Political Music 政治的音楽



Most of the time, classical music is not very political. But, it can be. Think of Beethoven’s dedication of his Third Symphony to Napoleon Bonaparte, or Shostakovich’s symphonies depicting war and revolution (Symphony No. 7 “Leningrad”, by the way, is one of my “desert island discs”). Then there are the pieces that, while not making a specific political point, stir patriotism. As a teenager I often queued on the pavement outside the Royal Albert Hall to get standing tickets for the Proms. One year I even got to the Last Night and waved my Union Jack to Land of Hope and Glory with everyone else. When music stirs the emotions, it can be very powerful indeed.

Most of my pieces are apolitical and draw on archetypal subjects of classical music: personal experience, nature, religion. But sometimes creative people just have an urge to speak out. I waded fully into “political music” in A Christmas Carol. This piece reworks Charles Dickens’ novel in a modern setting. The Ghost of Christmas Past takes Scrooge back to World War I (with the centenary of the end of the Great War approaching I will talk about that in my next blog post), and the Ghost of Christmas Present forces Scrooge to face the burgeoning problem of homelessness. The Ghost of Christmas Future (scroll to the bottom to listen), meanwhile, reveals the course in which we are undoubtedly going as a planet: environmental breakdown. We are beyond the point of dealing with “climate change”. Now environmental breakdown is the issue. While writing A Christmas Carol, I did research into the projections for sea level rise and flooding in London if global warming continues on its present trajectory. While the scenario of the Tower of London being submerged to the point that it becomes the Lighthouse of London is at the pessimistic end of projections, it is nevertheless within the bounds of respectable scientific forecasts.

To me, environmental breakdown is the issue of our age. It is what concerns me most as I think of the decades ahead.
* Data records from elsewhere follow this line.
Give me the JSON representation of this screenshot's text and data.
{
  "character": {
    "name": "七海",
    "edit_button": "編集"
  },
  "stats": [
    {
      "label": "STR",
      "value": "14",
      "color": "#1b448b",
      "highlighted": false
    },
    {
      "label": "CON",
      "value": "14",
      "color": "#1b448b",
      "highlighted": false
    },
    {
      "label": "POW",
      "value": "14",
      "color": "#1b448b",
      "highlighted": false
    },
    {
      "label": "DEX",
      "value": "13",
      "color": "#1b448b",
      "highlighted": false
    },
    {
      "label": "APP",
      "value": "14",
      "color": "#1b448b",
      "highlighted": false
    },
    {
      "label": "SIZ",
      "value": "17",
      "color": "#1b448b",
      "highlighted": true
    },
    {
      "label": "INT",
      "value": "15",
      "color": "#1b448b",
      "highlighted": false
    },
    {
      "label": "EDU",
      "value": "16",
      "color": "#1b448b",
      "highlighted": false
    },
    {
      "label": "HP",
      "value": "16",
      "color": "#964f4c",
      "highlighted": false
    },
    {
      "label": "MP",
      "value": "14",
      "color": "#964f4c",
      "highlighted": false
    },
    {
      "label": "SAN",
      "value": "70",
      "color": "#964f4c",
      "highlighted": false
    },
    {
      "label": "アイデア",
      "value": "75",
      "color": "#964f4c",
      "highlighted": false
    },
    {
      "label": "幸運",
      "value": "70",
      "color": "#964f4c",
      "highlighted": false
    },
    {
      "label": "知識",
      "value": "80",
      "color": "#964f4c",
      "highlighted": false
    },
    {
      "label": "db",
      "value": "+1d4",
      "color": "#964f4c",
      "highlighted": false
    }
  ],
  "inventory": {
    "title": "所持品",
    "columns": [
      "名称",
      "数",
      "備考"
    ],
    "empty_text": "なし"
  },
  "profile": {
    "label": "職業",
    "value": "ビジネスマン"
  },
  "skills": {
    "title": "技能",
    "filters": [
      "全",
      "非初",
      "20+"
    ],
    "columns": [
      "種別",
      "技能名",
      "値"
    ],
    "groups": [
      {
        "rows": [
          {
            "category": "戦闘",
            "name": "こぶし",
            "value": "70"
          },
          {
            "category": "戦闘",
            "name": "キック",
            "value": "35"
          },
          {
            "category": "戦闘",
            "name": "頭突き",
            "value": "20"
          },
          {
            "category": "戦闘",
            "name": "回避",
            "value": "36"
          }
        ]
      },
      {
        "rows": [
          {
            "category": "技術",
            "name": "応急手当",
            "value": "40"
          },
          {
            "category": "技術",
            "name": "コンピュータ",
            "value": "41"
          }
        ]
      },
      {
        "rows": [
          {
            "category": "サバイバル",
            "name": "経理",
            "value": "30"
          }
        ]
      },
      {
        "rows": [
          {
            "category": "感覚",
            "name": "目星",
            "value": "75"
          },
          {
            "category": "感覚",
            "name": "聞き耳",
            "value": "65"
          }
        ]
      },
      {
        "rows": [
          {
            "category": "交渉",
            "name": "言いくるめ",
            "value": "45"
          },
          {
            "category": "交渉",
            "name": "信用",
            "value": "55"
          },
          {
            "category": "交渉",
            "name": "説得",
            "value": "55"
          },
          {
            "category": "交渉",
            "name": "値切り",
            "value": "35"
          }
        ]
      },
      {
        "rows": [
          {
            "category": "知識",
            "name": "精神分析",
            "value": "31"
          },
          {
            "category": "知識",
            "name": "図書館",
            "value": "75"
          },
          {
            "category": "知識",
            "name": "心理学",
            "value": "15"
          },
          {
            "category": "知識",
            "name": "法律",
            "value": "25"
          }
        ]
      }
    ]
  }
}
So, I had some very particular people in mind when I wrote these words (which are sung to a variation on The Holly and the Ivy):

“No problem!” many barked, They really had some gall,
Ignoring all the warnings, And condemning us all.

There are no prizes for guessing who “they” are. The reality is that concerted, coordinated action by the political leaders of the advanced industrialized nations is an urgent prerequisite for the prevention of environmental breakdown. Instead, we have a neoliberal political culture that prioritizes growth over sustainability and fossil fuel industry profits over serious measures to cap carbon emissions. The postscript (a Native American proverb) has never been more important: “We do not inherit the earth from our ancestors, we borrow it from our children.”

This year has been an astonishing weather year in Japan – a very hot May, record breaking rainfall in western Japan in July that caused hundreds of deaths, the hottest summer temperatures since records began in August, and one severe typhoon after another into September. The media keep hedging their bets about whether global warming is directly to blame for particular instances of extreme weather, but the overall trends are surely obvious by now. Extreme events are becoming the new normal. The scenario in A Christmas Carol refers to one such event: rising sea levels combined with an extreme storm surge destroy London as we know it (again, imagine it being sung to The Holly and the Ivy).

The weather grew more fickle, Then one year came that storm,
And ever since that fateful year, On Christmas Day they mourn.

The question is whether we, like Scrooge, will hear the warnings quickly enough and mend our ways before it’s too late. I know that this environmentalist message is repeated by millions of conscientious people around the world concerned about our planet’s future. But how do we get this message to the people who need to hear and heed it most? I hope that one answer can be music. Music appeals directly to our emotions. Maybe it can change some hearts when words are not enough to change minds. That is my hope for A Christmas Carol. A bit political maybe, but then again the dangers we face from environmental breakdown are not a matter of politics: they are a matter of science … and time …

5 October 2018


クラシック音楽というのは、大概あまり政治的なものではありません。でも、政治的な音楽、というものも存在するのです。例えば、ベートーヴェンがナポレオン・ボナパルトに捧げた交響曲第3番や、戦争や革命を描いたショスターコヴィチの交響曲を思い浮かべるとよいでしょう(因みに、交響曲第7番「レニングラード」は、私の「無人島に持って行くCD」の1枚です)。また、特定の政治的メッセージを含むというより、愛国心を掻き立てる作品もあります。私が10代の頃、プロムナード・コンサートの立ち見席のチケットのために、ロイヤル・アルバート・ホール脇の道路によく並んだものです。ある年は、なんとそのラスト・ナイト・コンサートのチケットを手に入れ、ユニオン・ジャックを振りながら、イギリス愛国歌のひとつであるLand of Hope and Glory(「希望と栄光の国」)を皆と歌ったこともあります。このように、音楽が感情を掻き立てるときに、確かにとても力強いものだと実感しました。




“No problem!”many barked, They really had some gall,
Ignoring all the warnings, And condemning us all.







The weather grew more fickle, Then one year came that storm,
And ever since that fateful year, On Christmas Day they mourn.